“We follow federal and provincial guidelines in everything we do but those guidelines are sometimes in opposition with what the social platforms have in place. We have had our accounts removed a few times and have had posts deleted. Our goal is to work within the regulations of both, but with the irregularity and lack of transparency from platforms like Facebook and Instagram, we often don’t even know when we’ve crossed a line.”
Own the keys to your audience.
What’s the Alternative?
Matthew O’Brien of Four PM believes you need to “own the keys to your audience,” meaning that your follower base on social platforms doesn’t belong to you, it belongs to the platform. This still leaves retailers at the mercy of opaque platform policies, specifically Instagram and Facebook, pushing retailers off social media and into their customers’ inbox instead. O’Brien suggests that Canadian cannabis professionals and organizations consider direct communication with their communities through compelling e-newsletters and SMS programs.
“Not everyone who signs up for your email list or SMS list will open them, and that’s perfectly fine,” he says. “Those who are interested in the content that you’re creating will take the time to hear what you have to say and that’s all that matters.”
Trust Your Brand Voice
It’s about how you say it as much as it is about what you say.

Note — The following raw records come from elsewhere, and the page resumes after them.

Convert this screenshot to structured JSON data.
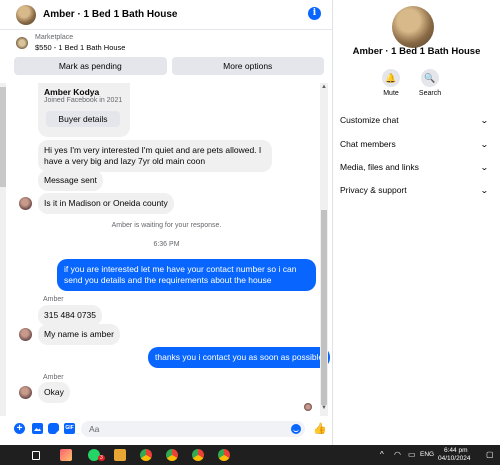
{
  "header": {
    "title": "Amber · 1 Bed 1 Bath House"
  },
  "listing": {
    "source": "Marketplace",
    "item": "$550 - 1 Bed 1 Bath House"
  },
  "actions": {
    "pending_label": "Mark as pending",
    "more_label": "More options"
  },
  "profile_card": {
    "name": "Amber Kodya",
    "joined": "Joined Facebook in 2021",
    "button": "Buyer details"
  },
  "messages": {
    "m1": "Hi yes I'm very interested I'm quiet and are pets allowed. I have a very big and lazy 7yr old main coon",
    "m2": "Message sent",
    "m3": "Is it in Madison or Oneida county",
    "waiting": "Amber is waiting for your response.",
    "time": "6:36 PM",
    "m4": "if you are interested let me have your contact number so i can send you details and the requirements about the house",
    "sender1": "Amber",
    "m5": "315 484 0735",
    "m6": "My name is amber",
    "m7": "thanks you i contact you as soon as possible",
    "sender2": "Amber",
    "m8": "Okay"
  },
  "composer": {
    "placeholder": "Aa"
  },
  "side": {
    "title": "Amber · 1 Bed 1 Bath House",
    "mute_label": "Mute",
    "search_label": "Search",
    "menu": [
      "Customize chat",
      "Chat members",
      "Media, files and links",
      "Privacy & support"
    ]
  },
  "taskbar": {
    "lang": "ENG",
    "time": "6:44 pm",
    "date": "04/10/2024",
    "badge": "3"
  },
  "colors": {
    "accent": "#0866ff",
    "bubble_in": "#f0f0f0",
    "taskbar": "#1f1f1f"
  }
}
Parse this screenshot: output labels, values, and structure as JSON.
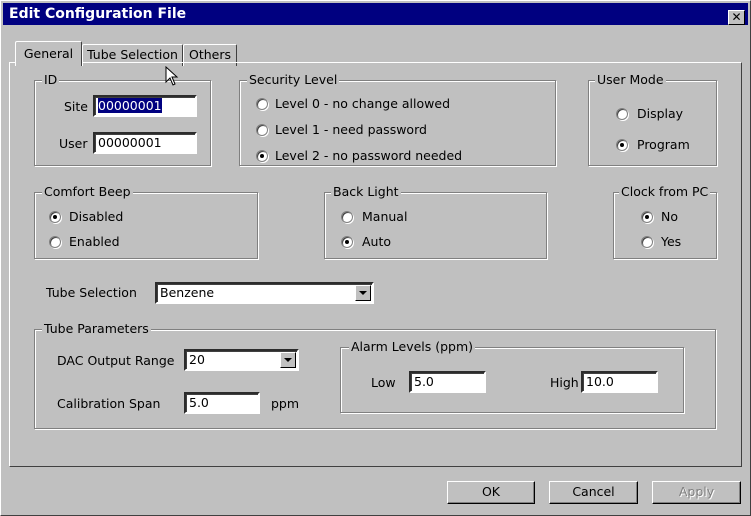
{
  "window": {
    "title": "Edit Configuration File",
    "close_glyph": "✕"
  },
  "tabs": [
    {
      "label": "General",
      "active": true
    },
    {
      "label": "Tube Selection",
      "active": false
    },
    {
      "label": "Others",
      "active": false
    }
  ],
  "id_group": {
    "legend": "ID",
    "site_label": "Site",
    "site_value": "00000001",
    "user_label": "User",
    "user_value": "00000001"
  },
  "security_level": {
    "legend": "Security Level",
    "options": [
      {
        "label": "Level 0 - no change allowed",
        "selected": false
      },
      {
        "label": "Level 1 - need password",
        "selected": false
      },
      {
        "label": "Level 2 - no password needed",
        "selected": true
      }
    ]
  },
  "user_mode": {
    "legend": "User Mode",
    "options": [
      {
        "label": "Display",
        "selected": false
      },
      {
        "label": "Program",
        "selected": true
      }
    ]
  },
  "comfort_beep": {
    "legend": "Comfort Beep",
    "options": [
      {
        "label": "Disabled",
        "selected": true
      },
      {
        "label": "Enabled",
        "selected": false
      }
    ]
  },
  "back_light": {
    "legend": "Back Light",
    "options": [
      {
        "label": "Manual",
        "selected": false
      },
      {
        "label": "Auto",
        "selected": true
      }
    ]
  },
  "clock_from_pc": {
    "legend": "Clock from PC",
    "options": [
      {
        "label": "No",
        "selected": true
      },
      {
        "label": "Yes",
        "selected": false
      }
    ]
  },
  "tube_selection": {
    "label": "Tube Selection",
    "value": "Benzene"
  },
  "tube_parameters": {
    "legend": "Tube Parameters",
    "dac_label": "DAC Output Range",
    "dac_value": "20",
    "cal_label": "Calibration Span",
    "cal_value": "5.0",
    "cal_unit": "ppm"
  },
  "alarm_levels": {
    "legend": "Alarm Levels (ppm)",
    "low_label": "Low",
    "low_value": "5.0",
    "high_label": "High",
    "high_value": "10.0"
  },
  "buttons": {
    "ok": "OK",
    "cancel": "Cancel",
    "apply": "Apply"
  },
  "colors": {
    "titlebar": "#000080",
    "face": "#c0c0c0",
    "selection": "#000080"
  }
}
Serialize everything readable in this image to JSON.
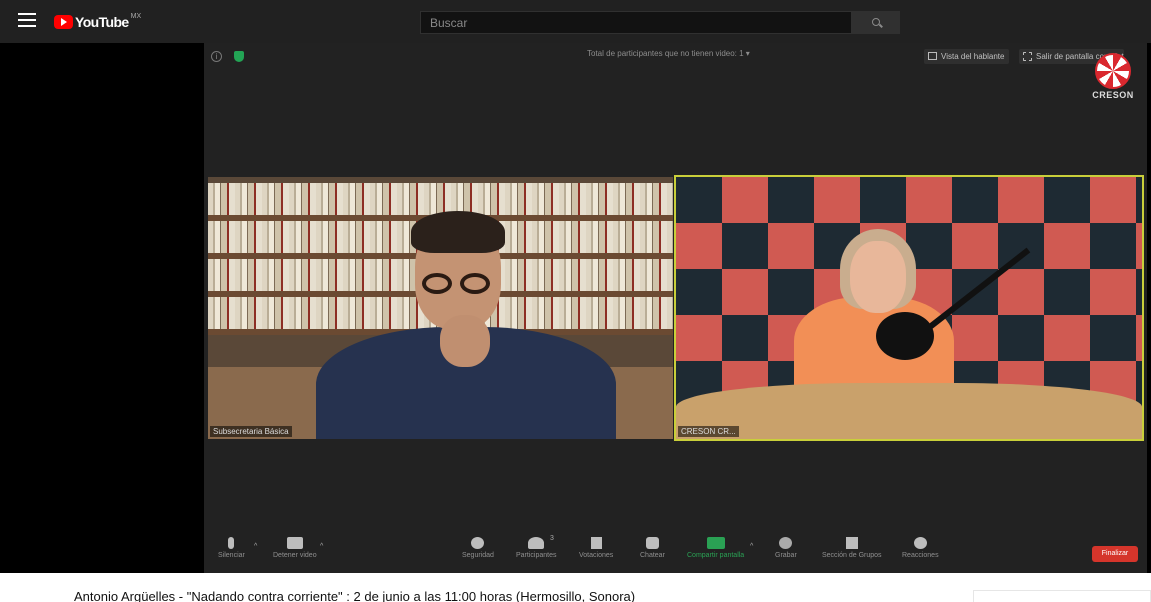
{
  "header": {
    "logo_text": "YouTube",
    "country_code": "MX",
    "search_placeholder": "Buscar"
  },
  "zoom": {
    "participants_note": "Total de participantes que no tienen video: 1",
    "dropdown_caret": "▾",
    "speaker_view_label": "Vista del hablante",
    "exit_fullscreen_label": "Salir de pantalla completa",
    "logo_text": "CRESON",
    "tiles": [
      {
        "label": "Subsecretaria Básica"
      },
      {
        "label": "CRESON CR..."
      }
    ],
    "controls": {
      "mute": "Silenciar",
      "stop_video": "Detener video",
      "security": "Seguridad",
      "participants": "Participantes",
      "participants_count": "3",
      "polls": "Votaciones",
      "chat": "Chatear",
      "share_screen": "Compartir pantalla",
      "record": "Grabar",
      "breakout_rooms": "Sección de Grupos",
      "reactions": "Reacciones",
      "end": "Finalizar",
      "caret": "^"
    },
    "colors": {
      "active_speaker_border": "#c9cf3a",
      "share_green": "#2aa154",
      "end_red": "#d5352b"
    }
  },
  "video": {
    "title": "Antonio Argüelles - \"Nadando contra corriente\" : 2 de junio a las 11:00 horas (Hermosillo, Sonora)"
  },
  "colors": {
    "youtube_red": "#ff0000",
    "header_bg": "#212121"
  }
}
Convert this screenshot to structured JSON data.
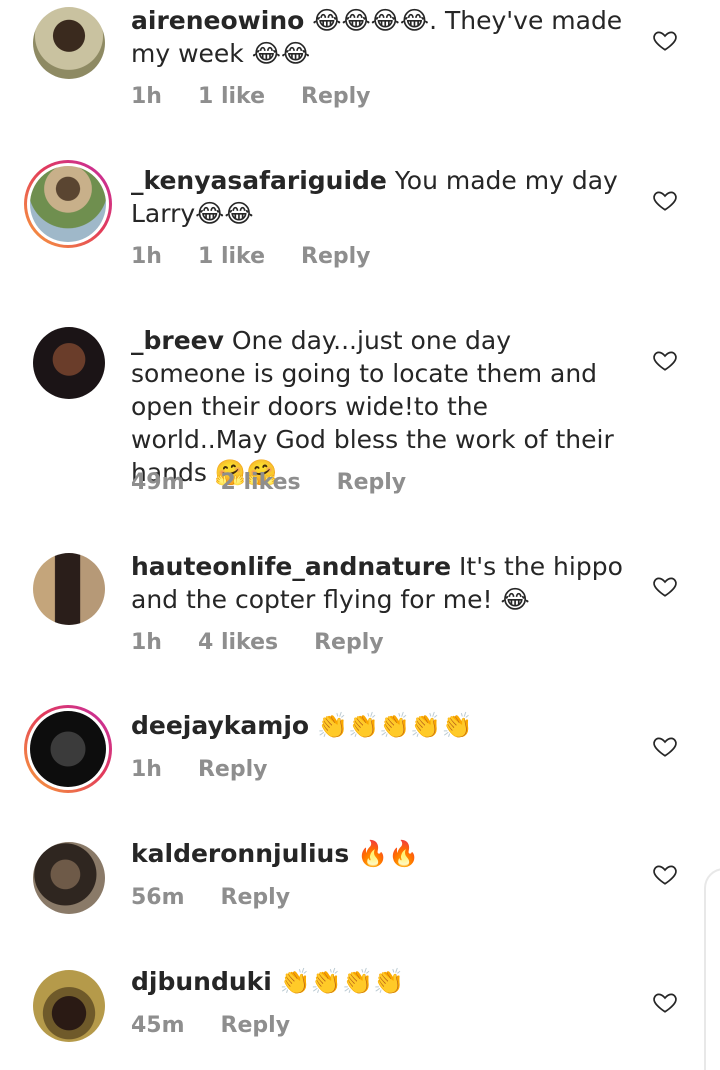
{
  "comments": [
    {
      "username": "aireneowino",
      "text": " 😂😂😂😂. They've made my week 😂😂",
      "time": "1h",
      "likes": "1 like",
      "reply": "Reply"
    },
    {
      "username": "_kenyasafariguide",
      "text": " You made my day Larry😂😂",
      "time": "1h",
      "likes": "1 like",
      "reply": "Reply"
    },
    {
      "username": "_breev",
      "text": " One day...just one day someone is going to locate them and open their doors wide!to the world..May God bless the work of their hands 🤗🤗",
      "time": "49m",
      "likes": "2 likes",
      "reply": "Reply"
    },
    {
      "username": "hauteonlife_andnature",
      "text": " It's the hippo and the copter flying for me! 😂",
      "time": "1h",
      "likes": "4 likes",
      "reply": "Reply"
    },
    {
      "username": "deejaykamjo",
      "text": " 👏👏👏👏👏",
      "time": "1h",
      "likes": "",
      "reply": "Reply"
    },
    {
      "username": "kalderonnjulius",
      "text": " 🔥🔥",
      "time": "56m",
      "likes": "",
      "reply": "Reply"
    },
    {
      "username": "djbunduki",
      "text": " 👏👏👏👏",
      "time": "45m",
      "likes": "",
      "reply": "Reply"
    }
  ]
}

Outsourcing, or even insourcing, the critical responsibility of social media management and content creation to a person or firm who does not have a handle on your store’s brand voice, does not have a social plan that aligns with a marketing and promotions plan, and without an acute understanding of cannabis compliance is an invitation to failure on multiple levels.
Even with a rock-solid, gold-plated social plan, how do you mitigate the risk? Joi Botanicals had their Instagram account terminated this year and still don’t know why.
“I don’t think it is about risk. I think that accounts are being shut down because of complaints. Maybe don’t have such a well-managed account and then the haters won’t get jealous,” Karren jokes. “To be more serious, just try to follow the rules of the platform you are using. Age-gate everything.”
Fire & Flower’s Mazurkewich suggests that retailers must be agile. “In any industry, you need to be proactive and reactive, but in cannabis that is amplified because of how quickly things change.”
Ultimately, social media is like any other tool in the marketing toolbox, but one needs to know how to use more than just one tool to be proficient. With all the marketing restrictions in Canadian cannabis, perhaps many retailers see social media as the only tool available.
Not so. Not by a long shot. There is life beyond Instagram.
What are you doing to breathe life into all aspects of your retail brand and marketing?
Social media activity, without any other marketing communications leverage, is wasted energy and resources. What are you doing to breathe life into all aspects of your retail brand and marketing? Social media is only a means of sharing, not an end.
Social fortune favours the smart, the prepared, the creative, and the passionate.